Your task is to copy all of the entries exactly as they are given.

------------------------------------------------------------------------

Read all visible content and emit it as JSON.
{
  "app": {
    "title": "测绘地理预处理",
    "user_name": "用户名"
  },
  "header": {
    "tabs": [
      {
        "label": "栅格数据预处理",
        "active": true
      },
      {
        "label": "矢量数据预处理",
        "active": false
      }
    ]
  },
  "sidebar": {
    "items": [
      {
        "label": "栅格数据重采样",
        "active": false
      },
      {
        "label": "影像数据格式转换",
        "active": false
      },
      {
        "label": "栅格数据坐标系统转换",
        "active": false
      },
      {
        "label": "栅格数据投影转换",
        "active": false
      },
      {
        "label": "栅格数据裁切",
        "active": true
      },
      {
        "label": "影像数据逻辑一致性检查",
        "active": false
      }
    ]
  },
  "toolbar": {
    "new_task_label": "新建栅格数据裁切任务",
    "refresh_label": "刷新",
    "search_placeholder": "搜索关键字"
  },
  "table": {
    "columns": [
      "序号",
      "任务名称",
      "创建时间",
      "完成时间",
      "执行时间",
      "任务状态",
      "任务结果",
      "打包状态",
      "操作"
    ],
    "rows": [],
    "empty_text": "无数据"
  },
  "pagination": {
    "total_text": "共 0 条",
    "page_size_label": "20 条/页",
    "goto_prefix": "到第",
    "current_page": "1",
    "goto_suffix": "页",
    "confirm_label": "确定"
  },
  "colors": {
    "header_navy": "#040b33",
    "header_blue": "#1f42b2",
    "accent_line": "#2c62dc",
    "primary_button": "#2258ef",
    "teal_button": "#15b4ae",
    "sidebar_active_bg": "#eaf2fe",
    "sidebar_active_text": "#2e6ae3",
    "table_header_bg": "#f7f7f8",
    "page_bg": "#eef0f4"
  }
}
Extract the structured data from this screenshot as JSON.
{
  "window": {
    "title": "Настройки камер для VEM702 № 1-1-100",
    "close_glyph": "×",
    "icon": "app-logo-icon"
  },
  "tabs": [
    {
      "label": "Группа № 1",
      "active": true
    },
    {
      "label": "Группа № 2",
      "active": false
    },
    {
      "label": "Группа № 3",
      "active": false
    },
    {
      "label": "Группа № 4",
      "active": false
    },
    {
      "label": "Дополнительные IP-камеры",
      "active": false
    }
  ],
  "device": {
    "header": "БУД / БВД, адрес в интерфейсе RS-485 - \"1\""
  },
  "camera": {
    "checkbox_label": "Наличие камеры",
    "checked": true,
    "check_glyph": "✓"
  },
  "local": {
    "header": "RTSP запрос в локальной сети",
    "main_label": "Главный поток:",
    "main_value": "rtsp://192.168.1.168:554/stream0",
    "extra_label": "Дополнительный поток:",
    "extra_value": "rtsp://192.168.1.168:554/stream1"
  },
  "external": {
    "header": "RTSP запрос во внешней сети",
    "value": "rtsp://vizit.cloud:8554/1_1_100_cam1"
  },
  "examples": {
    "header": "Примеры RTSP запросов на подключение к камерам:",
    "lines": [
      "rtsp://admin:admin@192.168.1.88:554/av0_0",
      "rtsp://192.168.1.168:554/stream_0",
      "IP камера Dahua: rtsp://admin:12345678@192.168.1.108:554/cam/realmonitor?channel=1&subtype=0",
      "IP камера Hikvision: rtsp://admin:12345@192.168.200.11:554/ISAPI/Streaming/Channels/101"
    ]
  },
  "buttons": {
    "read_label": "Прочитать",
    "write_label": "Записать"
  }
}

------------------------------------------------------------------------

**Solution for this task**
Read all visible content and emit it as JSON.
{
  "app": {
    "title": "测绘地理预处理",
    "user_name": "用户名"
  },
  "header": {
    "tabs": [
      {
        "label": "栅格数据预处理",
        "active": true
      },
      {
        "label": "矢量数据预处理",
        "active": false
      }
    ]
  },
  "sidebar": {
    "items": [
      {
        "label": "栅格数据重采样",
        "active": false
      },
      {
        "label": "影像数据格式转换",
        "active": false
      },
      {
        "label": "栅格数据坐标系统转换",
        "active": false
      },
      {
        "label": "栅格数据投影转换",
        "active": false
      },
      {
        "label": "栅格数据裁切",
        "active": true
      },
      {
        "label": "影像数据逻辑一致性检查",
        "active": false
      }
    ]
  },
  "toolbar": {
    "new_task_label": "新建栅格数据裁切任务",
    "refresh_label": "刷新",
    "search_placeholder": "搜索关键字"
  },
  "table": {
    "columns": [
      "序号",
      "任务名称",
      "创建时间",
      "完成时间",
      "执行时间",
      "任务状态",
      "任务结果",
      "打包状态",
      "操作"
    ],
    "rows": [],
    "empty_text": "无数据"
  },
  "pagination": {
    "total_text": "共 0 条",
    "page_size_label": "20 条/页",
    "goto_prefix": "到第",
    "current_page": "1",
    "goto_suffix": "页",
    "confirm_label": "确定"
  },
  "colors": {
    "header_navy": "#040b33",
    "header_blue": "#1f42b2",
    "accent_line": "#2c62dc",
    "primary_button": "#2258ef",
    "teal_button": "#15b4ae",
    "sidebar_active_bg": "#eaf2fe",
    "sidebar_active_text": "#2e6ae3",
    "table_header_bg": "#f7f7f8",
    "page_bg": "#eef0f4"
  }
}
Extract the structured data from this screenshot as JSON.
{
  "window": {
    "title": "Настройки камер для VEM702 № 1-1-100",
    "close_glyph": "×",
    "icon": "app-logo-icon"
  },
  "tabs": [
    {
      "label": "Группа № 1",
      "active": true
    },
    {
      "label": "Группа № 2",
      "active": false
    },
    {
      "label": "Группа № 3",
      "active": false
    },
    {
      "label": "Группа № 4",
      "active": false
    },
    {
      "label": "Дополнительные IP-камеры",
      "active": false
    }
  ],
  "device": {
    "header": "БУД / БВД, адрес в интерфейсе RS-485 - \"1\""
  },
  "camera": {
    "checkbox_label": "Наличие камеры",
    "checked": true,
    "check_glyph": "✓"
  },
  "local": {
    "header": "RTSP запрос в локальной сети",
    "main_label": "Главный поток:",
    "main_value": "rtsp://192.168.1.168:554/stream0",
    "extra_label": "Дополнительный поток:",
    "extra_value": "rtsp://192.168.1.168:554/stream1"
  },
  "external": {
    "header": "RTSP запрос во внешней сети",
    "value": "rtsp://vizit.cloud:8554/1_1_100_cam1"
  },
  "examples": {
    "header": "Примеры RTSP запросов на подключение к камерам:",
    "lines": [
      "rtsp://admin:admin@192.168.1.88:554/av0_0",
      "rtsp://192.168.1.168:554/stream_0",
      "IP камера Dahua: rtsp://admin:12345678@192.168.1.108:554/cam/realmonitor?channel=1&subtype=0",
      "IP камера Hikvision: rtsp://admin:12345@192.168.200.11:554/ISAPI/Streaming/Channels/101"
    ]
  },
  "buttons": {
    "read_label": "Прочитать",
    "write_label": "Записать"
  }
}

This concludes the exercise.